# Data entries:

== Segment start ==

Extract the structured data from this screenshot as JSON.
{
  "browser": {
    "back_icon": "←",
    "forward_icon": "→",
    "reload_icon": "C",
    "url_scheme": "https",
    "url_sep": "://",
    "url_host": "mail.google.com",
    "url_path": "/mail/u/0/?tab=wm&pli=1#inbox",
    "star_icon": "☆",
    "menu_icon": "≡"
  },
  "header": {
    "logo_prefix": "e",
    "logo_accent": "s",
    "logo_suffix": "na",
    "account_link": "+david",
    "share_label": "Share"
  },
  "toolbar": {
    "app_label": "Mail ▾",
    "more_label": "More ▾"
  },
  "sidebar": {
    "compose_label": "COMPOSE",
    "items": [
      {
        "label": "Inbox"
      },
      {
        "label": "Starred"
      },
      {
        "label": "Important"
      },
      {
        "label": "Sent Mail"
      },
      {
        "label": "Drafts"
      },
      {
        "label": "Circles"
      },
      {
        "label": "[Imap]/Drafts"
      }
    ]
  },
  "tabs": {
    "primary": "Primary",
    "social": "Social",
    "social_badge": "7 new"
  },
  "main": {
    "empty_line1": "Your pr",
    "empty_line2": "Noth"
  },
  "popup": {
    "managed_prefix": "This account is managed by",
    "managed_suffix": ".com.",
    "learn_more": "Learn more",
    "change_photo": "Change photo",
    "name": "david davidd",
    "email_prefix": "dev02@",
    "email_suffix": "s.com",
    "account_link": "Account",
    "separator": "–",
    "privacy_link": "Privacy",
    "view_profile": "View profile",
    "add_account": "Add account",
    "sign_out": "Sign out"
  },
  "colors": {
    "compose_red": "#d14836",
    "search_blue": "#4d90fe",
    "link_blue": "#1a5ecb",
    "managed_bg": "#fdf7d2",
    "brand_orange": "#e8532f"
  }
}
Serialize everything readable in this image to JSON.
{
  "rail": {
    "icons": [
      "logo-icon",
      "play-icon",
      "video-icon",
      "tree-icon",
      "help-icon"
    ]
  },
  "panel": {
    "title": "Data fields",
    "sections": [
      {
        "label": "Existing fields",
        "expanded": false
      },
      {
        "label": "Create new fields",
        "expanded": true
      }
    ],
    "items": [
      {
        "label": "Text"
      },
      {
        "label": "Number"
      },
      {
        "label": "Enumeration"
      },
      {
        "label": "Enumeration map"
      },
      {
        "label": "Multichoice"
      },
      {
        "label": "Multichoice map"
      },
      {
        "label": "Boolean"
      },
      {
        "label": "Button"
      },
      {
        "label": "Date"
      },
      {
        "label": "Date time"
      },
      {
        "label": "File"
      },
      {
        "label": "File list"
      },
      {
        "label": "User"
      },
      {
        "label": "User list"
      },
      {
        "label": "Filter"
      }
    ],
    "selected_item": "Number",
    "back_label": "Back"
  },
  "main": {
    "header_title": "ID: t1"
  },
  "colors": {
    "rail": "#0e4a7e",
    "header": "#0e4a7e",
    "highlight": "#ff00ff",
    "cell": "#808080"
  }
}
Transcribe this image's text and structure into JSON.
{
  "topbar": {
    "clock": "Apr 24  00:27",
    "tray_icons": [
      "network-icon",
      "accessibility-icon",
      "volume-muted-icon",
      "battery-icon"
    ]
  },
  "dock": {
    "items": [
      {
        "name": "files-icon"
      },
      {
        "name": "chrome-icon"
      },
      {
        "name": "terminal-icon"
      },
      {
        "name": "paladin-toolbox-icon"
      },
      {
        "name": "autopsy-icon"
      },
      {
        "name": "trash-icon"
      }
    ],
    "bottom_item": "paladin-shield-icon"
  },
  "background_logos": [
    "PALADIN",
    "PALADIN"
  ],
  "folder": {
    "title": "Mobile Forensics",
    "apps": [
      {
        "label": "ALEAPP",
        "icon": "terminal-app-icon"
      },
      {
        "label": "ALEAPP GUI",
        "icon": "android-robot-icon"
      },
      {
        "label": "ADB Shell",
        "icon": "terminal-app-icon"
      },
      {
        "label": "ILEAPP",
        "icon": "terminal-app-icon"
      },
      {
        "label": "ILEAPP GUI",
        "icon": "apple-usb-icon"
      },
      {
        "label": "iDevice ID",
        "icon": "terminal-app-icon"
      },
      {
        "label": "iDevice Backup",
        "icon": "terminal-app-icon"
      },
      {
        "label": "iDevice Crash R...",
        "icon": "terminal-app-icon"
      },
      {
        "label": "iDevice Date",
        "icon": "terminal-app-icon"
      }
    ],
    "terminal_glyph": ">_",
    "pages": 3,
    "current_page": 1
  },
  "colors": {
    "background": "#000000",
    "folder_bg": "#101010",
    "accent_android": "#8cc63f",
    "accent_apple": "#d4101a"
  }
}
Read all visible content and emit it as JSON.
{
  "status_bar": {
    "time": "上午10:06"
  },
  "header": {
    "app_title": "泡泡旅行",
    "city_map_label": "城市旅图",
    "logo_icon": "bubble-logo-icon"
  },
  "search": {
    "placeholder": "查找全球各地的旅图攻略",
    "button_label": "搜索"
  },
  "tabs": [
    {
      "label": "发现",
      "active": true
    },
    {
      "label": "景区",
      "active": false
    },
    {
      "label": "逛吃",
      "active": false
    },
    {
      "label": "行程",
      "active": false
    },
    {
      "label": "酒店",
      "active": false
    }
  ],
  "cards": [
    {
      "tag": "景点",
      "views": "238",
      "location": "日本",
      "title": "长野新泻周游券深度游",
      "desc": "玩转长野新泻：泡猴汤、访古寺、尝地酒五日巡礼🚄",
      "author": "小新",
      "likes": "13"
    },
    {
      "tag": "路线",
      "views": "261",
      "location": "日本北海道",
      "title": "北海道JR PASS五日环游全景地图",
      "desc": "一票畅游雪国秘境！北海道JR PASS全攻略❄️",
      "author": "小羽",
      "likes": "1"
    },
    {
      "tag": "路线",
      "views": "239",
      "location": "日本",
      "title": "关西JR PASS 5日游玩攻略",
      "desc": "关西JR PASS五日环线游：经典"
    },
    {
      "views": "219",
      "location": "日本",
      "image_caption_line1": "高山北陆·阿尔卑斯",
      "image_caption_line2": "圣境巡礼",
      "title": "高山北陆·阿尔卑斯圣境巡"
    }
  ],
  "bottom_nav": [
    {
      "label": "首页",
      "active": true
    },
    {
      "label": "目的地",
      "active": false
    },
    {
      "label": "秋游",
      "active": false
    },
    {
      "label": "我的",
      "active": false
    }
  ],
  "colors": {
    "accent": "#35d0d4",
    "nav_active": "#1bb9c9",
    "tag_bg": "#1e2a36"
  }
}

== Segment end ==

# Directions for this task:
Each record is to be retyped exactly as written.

# Expected answer:
Extract the structured data from this screenshot as JSON.
{
  "browser": {
    "back_icon": "←",
    "forward_icon": "→",
    "reload_icon": "C",
    "url_scheme": "https",
    "url_sep": "://",
    "url_host": "mail.google.com",
    "url_path": "/mail/u/0/?tab=wm&pli=1#inbox",
    "star_icon": "☆",
    "menu_icon": "≡"
  },
  "header": {
    "logo_prefix": "e",
    "logo_accent": "s",
    "logo_suffix": "na",
    "account_link": "+david",
    "share_label": "Share"
  },
  "toolbar": {
    "app_label": "Mail ▾",
    "more_label": "More ▾"
  },
  "sidebar": {
    "compose_label": "COMPOSE",
    "items": [
      {
        "label": "Inbox"
      },
      {
        "label": "Starred"
      },
      {
        "label": "Important"
      },
      {
        "label": "Sent Mail"
      },
      {
        "label": "Drafts"
      },
      {
        "label": "Circles"
      },
      {
        "label": "[Imap]/Drafts"
      }
    ]
  },
  "tabs": {
    "primary": "Primary",
    "social": "Social",
    "social_badge": "7 new"
  },
  "main": {
    "empty_line1": "Your pr",
    "empty_line2": "Noth"
  },
  "popup": {
    "managed_prefix": "This account is managed by",
    "managed_suffix": ".com.",
    "learn_more": "Learn more",
    "change_photo": "Change photo",
    "name": "david davidd",
    "email_prefix": "dev02@",
    "email_suffix": "s.com",
    "account_link": "Account",
    "separator": "–",
    "privacy_link": "Privacy",
    "view_profile": "View profile",
    "add_account": "Add account",
    "sign_out": "Sign out"
  },
  "colors": {
    "compose_red": "#d14836",
    "search_blue": "#4d90fe",
    "link_blue": "#1a5ecb",
    "managed_bg": "#fdf7d2",
    "brand_orange": "#e8532f"
  }
}
Serialize everything readable in this image to JSON.
{
  "rail": {
    "icons": [
      "logo-icon",
      "play-icon",
      "video-icon",
      "tree-icon",
      "help-icon"
    ]
  },
  "panel": {
    "title": "Data fields",
    "sections": [
      {
        "label": "Existing fields",
        "expanded": false
      },
      {
        "label": "Create new fields",
        "expanded": true
      }
    ],
    "items": [
      {
        "label": "Text"
      },
      {
        "label": "Number"
      },
      {
        "label": "Enumeration"
      },
      {
        "label": "Enumeration map"
      },
      {
        "label": "Multichoice"
      },
      {
        "label": "Multichoice map"
      },
      {
        "label": "Boolean"
      },
      {
        "label": "Button"
      },
      {
        "label": "Date"
      },
      {
        "label": "Date time"
      },
      {
        "label": "File"
      },
      {
        "label": "File list"
      },
      {
        "label": "User"
      },
      {
        "label": "User list"
      },
      {
        "label": "Filter"
      }
    ],
    "selected_item": "Number",
    "back_label": "Back"
  },
  "main": {
    "header_title": "ID: t1"
  },
  "colors": {
    "rail": "#0e4a7e",
    "header": "#0e4a7e",
    "highlight": "#ff00ff",
    "cell": "#808080"
  }
}
Transcribe this image's text and structure into JSON.
{
  "topbar": {
    "clock": "Apr 24  00:27",
    "tray_icons": [
      "network-icon",
      "accessibility-icon",
      "volume-muted-icon",
      "battery-icon"
    ]
  },
  "dock": {
    "items": [
      {
        "name": "files-icon"
      },
      {
        "name": "chrome-icon"
      },
      {
        "name": "terminal-icon"
      },
      {
        "name": "paladin-toolbox-icon"
      },
      {
        "name": "autopsy-icon"
      },
      {
        "name": "trash-icon"
      }
    ],
    "bottom_item": "paladin-shield-icon"
  },
  "background_logos": [
    "PALADIN",
    "PALADIN"
  ],
  "folder": {
    "title": "Mobile Forensics",
    "apps": [
      {
        "label": "ALEAPP",
        "icon": "terminal-app-icon"
      },
      {
        "label": "ALEAPP GUI",
        "icon": "android-robot-icon"
      },
      {
        "label": "ADB Shell",
        "icon": "terminal-app-icon"
      },
      {
        "label": "ILEAPP",
        "icon": "terminal-app-icon"
      },
      {
        "label": "ILEAPP GUI",
        "icon": "apple-usb-icon"
      },
      {
        "label": "iDevice ID",
        "icon": "terminal-app-icon"
      },
      {
        "label": "iDevice Backup",
        "icon": "terminal-app-icon"
      },
      {
        "label": "iDevice Crash R...",
        "icon": "terminal-app-icon"
      },
      {
        "label": "iDevice Date",
        "icon": "terminal-app-icon"
      }
    ],
    "terminal_glyph": ">_",
    "pages": 3,
    "current_page": 1
  },
  "colors": {
    "background": "#000000",
    "folder_bg": "#101010",
    "accent_android": "#8cc63f",
    "accent_apple": "#d4101a"
  }
}
Read all visible content and emit it as JSON.
{
  "status_bar": {
    "time": "上午10:06"
  },
  "header": {
    "app_title": "泡泡旅行",
    "city_map_label": "城市旅图",
    "logo_icon": "bubble-logo-icon"
  },
  "search": {
    "placeholder": "查找全球各地的旅图攻略",
    "button_label": "搜索"
  },
  "tabs": [
    {
      "label": "发现",
      "active": true
    },
    {
      "label": "景区",
      "active": false
    },
    {
      "label": "逛吃",
      "active": false
    },
    {
      "label": "行程",
      "active": false
    },
    {
      "label": "酒店",
      "active": false
    }
  ],
  "cards": [
    {
      "tag": "景点",
      "views": "238",
      "location": "日本",
      "title": "长野新泻周游券深度游",
      "desc": "玩转长野新泻：泡猴汤、访古寺、尝地酒五日巡礼🚄",
      "author": "小新",
      "likes": "13"
    },
    {
      "tag": "路线",
      "views": "261",
      "location": "日本北海道",
      "title": "北海道JR PASS五日环游全景地图",
      "desc": "一票畅游雪国秘境！北海道JR PASS全攻略❄️",
      "author": "小羽",
      "likes": "1"
    },
    {
      "tag": "路线",
      "views": "239",
      "location": "日本",
      "title": "关西JR PASS 5日游玩攻略",
      "desc": "关西JR PASS五日环线游：经典"
    },
    {
      "views": "219",
      "location": "日本",
      "image_caption_line1": "高山北陆·阿尔卑斯",
      "image_caption_line2": "圣境巡礼",
      "title": "高山北陆·阿尔卑斯圣境巡"
    }
  ],
  "bottom_nav": [
    {
      "label": "首页",
      "active": true
    },
    {
      "label": "目的地",
      "active": false
    },
    {
      "label": "秋游",
      "active": false
    },
    {
      "label": "我的",
      "active": false
    }
  ],
  "colors": {
    "accent": "#35d0d4",
    "nav_active": "#1bb9c9",
    "tag_bg": "#1e2a36"
  }
}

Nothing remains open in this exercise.